Traditional Knowledge, Resilience, and Food Landscape:
International Ecology of the Aboriginal
Yih-ren Lin

In fidelity to the core values outlined by the International Partnership for the Satoyama Initiative (IPSI) that promotes self-sufficient management of agricultural and natural resources within a local community, this project seeks to explore how this initiative is practiced by the Indigenous people in Taiwan. In principle, a well-established social system needs to rely upon the sufficiency of natural resources that are regulated by and operated within different ecosystems. In addition, the establishment of cultural landscapes in human communities will influence local ecologies to different extents. Ideally, Satoyama area, a place that constitutes of local residence, different natural resources use and healthy food production, will positively enhance the welfare of the human being and their living environment. Putting this agenda against the experiences of Taiwanese Indigenous cultures, we hope to retrieve the value of ecological health that is richly nourished by the often neglected spiritual recourses based on the Indigenous traditional knowledge from a holistic viewpoint. We also concern ourselves with resilience as a pivotal concept to confront and adapt the climate change, and to retain sustainability in the production of healthy food. In those regards, Indigenous ecological farmers are thus our active agents.

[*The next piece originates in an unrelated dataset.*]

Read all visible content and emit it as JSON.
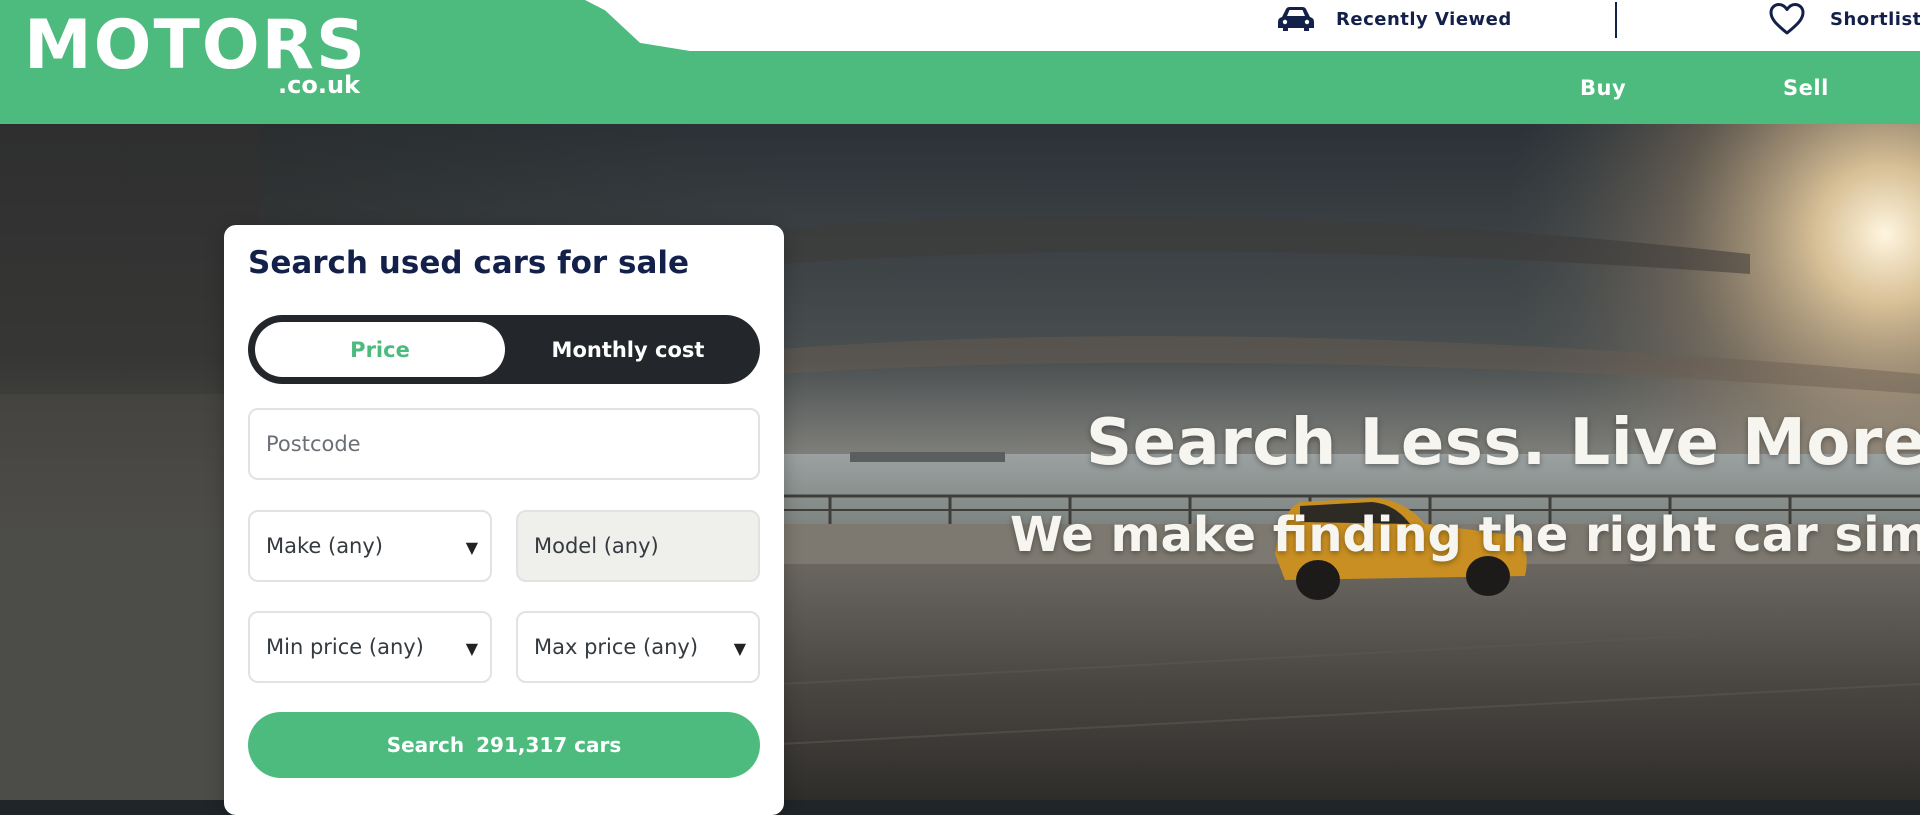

This project examines issues surrounding practices of the traditional knowledge, resilience, and foodscape. First, we argue that biodiversity conservation is an effective way to safeguard cultural multiplicities and vice versa. Therefore, we support agricultures related to ecologically sound landscape and food production system in diverse Indigenous people’s areas that can portray resilient social-cultural contents domestically and internationally. Second, this project advocates developments of Indigenous organizations to reinforce autonomous management of traditional ecology and agricultural recourses under the impact of global climate change. Third, this project promotes tribal self-sufficient economy as fulfilling entrepreneurships. It may be achieved by ways of exploring particular Indigenous features and branding of tribal cultures, and implementing production and marketing mechanism of the economy chain. Lastly, this project seeks to establish a network interweaving knowledge gathered locally from Indigenous tribes in Taiwan and global ecological discourses through international cooperation. The aim of this project is to model on the spirit and experience of global Satoyama Initiative to establish the examples of autonomous agriculture and natural resources in the regions of Taiwanese Indigenous tribes, and to share and build allegiance in the global context.